Once a ship had been built and launched she then had to be out-fitted, and then complete sea trials
before being handed over to her new owners, in the case of a ship for the Royal Navy this meant she also had to be commissioned as fit for purpose, once commissioned she was then considered ready for action and would take her place in the fleet.
HMS Sidmouth was a Bangor Class minesweeper, doing great work during World War II dispite the fact that these small ships were very overcroweded, and had pretty poor sea keeping qualities, rolling and pitching worse even than the "Flower Class Corvettes".
Their shallow draft made them unstable and their short hulls tended to bury the bow when operating in a head sea. They were named after coastal towns of the British Isles, with SIDMOUTH being a small port in Devon, England.
"A sister ship of H.M.S. "Stornoway" She saw a great deal of service as leader of a minesweeper flotilla. In August 1942 she was one of the minesweepers which swept the channel ahead of the raiding force which attacked Dieppe. On one occasion she made a record by sweeping a distance of 600 miles in seventy two hours.
Another of her more exiting exploits was the invasion exercises in 1943 when she led her flotilla to within three miles of the French coast without being observed."
HMS SIDMOUTH was sold by the navy 1950. She was sold to the Norwegian Navy although scrapped not long after which was a sad end for such a gallant little ship.
We try here to give as full an account of her history as time and research permits, if you know of missing info

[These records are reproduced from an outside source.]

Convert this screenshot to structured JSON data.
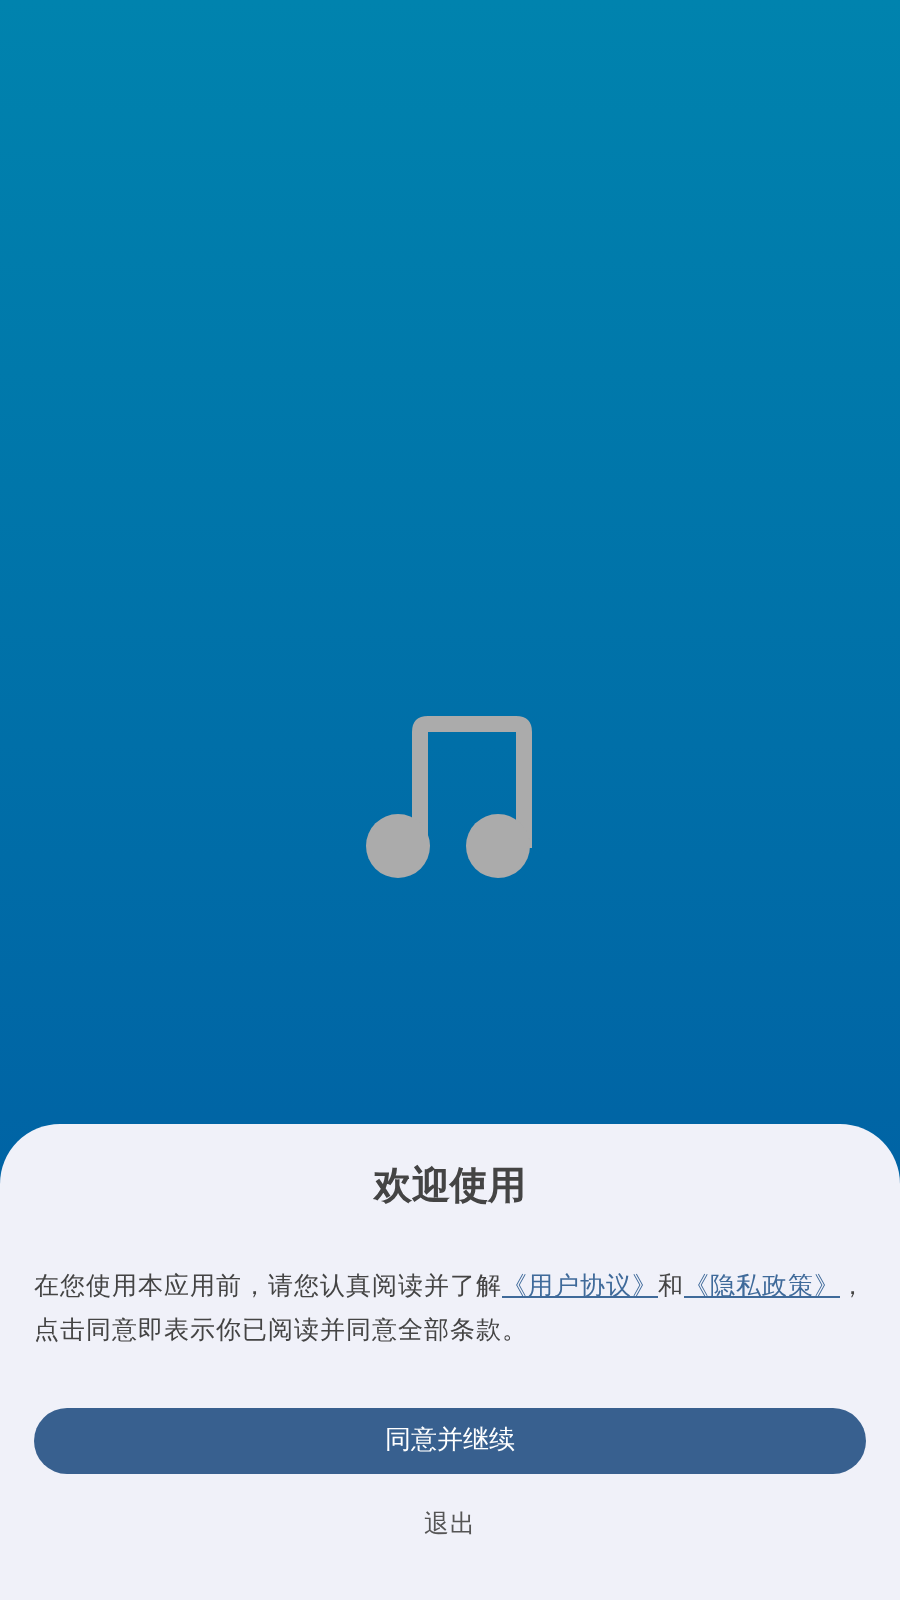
{
  "dialog": {
    "title": "欢迎使用",
    "message": [
      {
        "kind": "text",
        "text": "在您使用本应用前，请您认真阅读并了解"
      },
      {
        "kind": "link",
        "text": "《用户协议》"
      },
      {
        "kind": "text",
        "text": "和"
      },
      {
        "kind": "link",
        "text": "《隐私政策》"
      },
      {
        "kind": "text",
        "text": "，点击同意即表示你已阅读并同意全部条款。"
      }
    ],
    "primary_button": "同意并继续",
    "secondary_button": "退出"
  }
}
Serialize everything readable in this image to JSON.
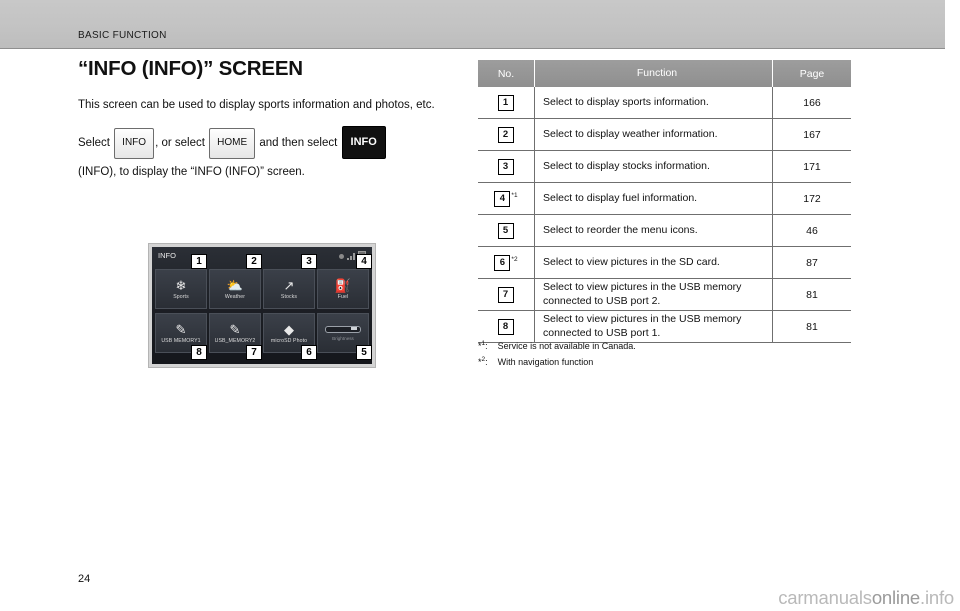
{
  "header": {
    "breadcrumb": "BASIC FUNCTION"
  },
  "left": {
    "title": "“INFO (INFO)” SCREEN",
    "para1": "This screen can be used to display sports information and photos, etc.",
    "para2_a": "Select",
    "btn_info": "INFO",
    "para2_b": ", or select",
    "btn_home": "HOME",
    "para2_c": "and then select",
    "btn_info_dark": "INFO",
    "para2_d": "(INFO), to display the “INFO (INFO)” screen."
  },
  "device": {
    "title": "INFO",
    "tiles": [
      {
        "icon": "❄",
        "label": "Sports",
        "badge": "1"
      },
      {
        "icon": "⛅",
        "label": "Weather",
        "badge": "2"
      },
      {
        "icon": "↗",
        "label": "Stocks",
        "badge": "3"
      },
      {
        "icon": "⛽",
        "label": "Fuel",
        "badge": "4"
      },
      {
        "icon": "✎",
        "label": "USB MEMORY1",
        "badge": "8"
      },
      {
        "icon": "✎",
        "label": "USB_MEMORY2",
        "badge": "7"
      },
      {
        "icon": "◆",
        "label": "microSD Photo",
        "badge": "6"
      }
    ],
    "slider_label": "Brightness",
    "slider_badge": "5"
  },
  "table": {
    "headers": [
      "No.",
      "Function",
      "Page"
    ],
    "rows": [
      {
        "no": "1",
        "sup": "",
        "function": "Select to display sports information.",
        "page": "166"
      },
      {
        "no": "2",
        "sup": "",
        "function": "Select to display weather information.",
        "page": "167"
      },
      {
        "no": "3",
        "sup": "",
        "function": "Select to display stocks information.",
        "page": "171"
      },
      {
        "no": "4",
        "sup": "*1",
        "function": "Select to display fuel information.",
        "page": "172"
      },
      {
        "no": "5",
        "sup": "",
        "function": "Select to reorder the menu icons.",
        "page": "46"
      },
      {
        "no": "6",
        "sup": "*2",
        "function": "Select to view pictures in the SD card.",
        "page": "87"
      },
      {
        "no": "7",
        "sup": "",
        "function": "Select to view pictures in the USB memory connected to USB port 2.",
        "page": "81"
      },
      {
        "no": "8",
        "sup": "",
        "function": "Select to view pictures in the USB memory connected to USB port 1.",
        "page": "81"
      }
    ]
  },
  "footnotes": [
    {
      "mark": "*",
      "sup": "1",
      "colon": ":",
      "text": "Service is not available in Canada."
    },
    {
      "mark": "*",
      "sup": "2",
      "colon": ":",
      "text": "With navigation function"
    }
  ],
  "footer": {
    "page_number": "24",
    "watermark_a": "carmanuals",
    "watermark_b": "online",
    "watermark_c": ".info"
  }
}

or you have any photographs of her, then please get in touch and we shall update her story as we go along.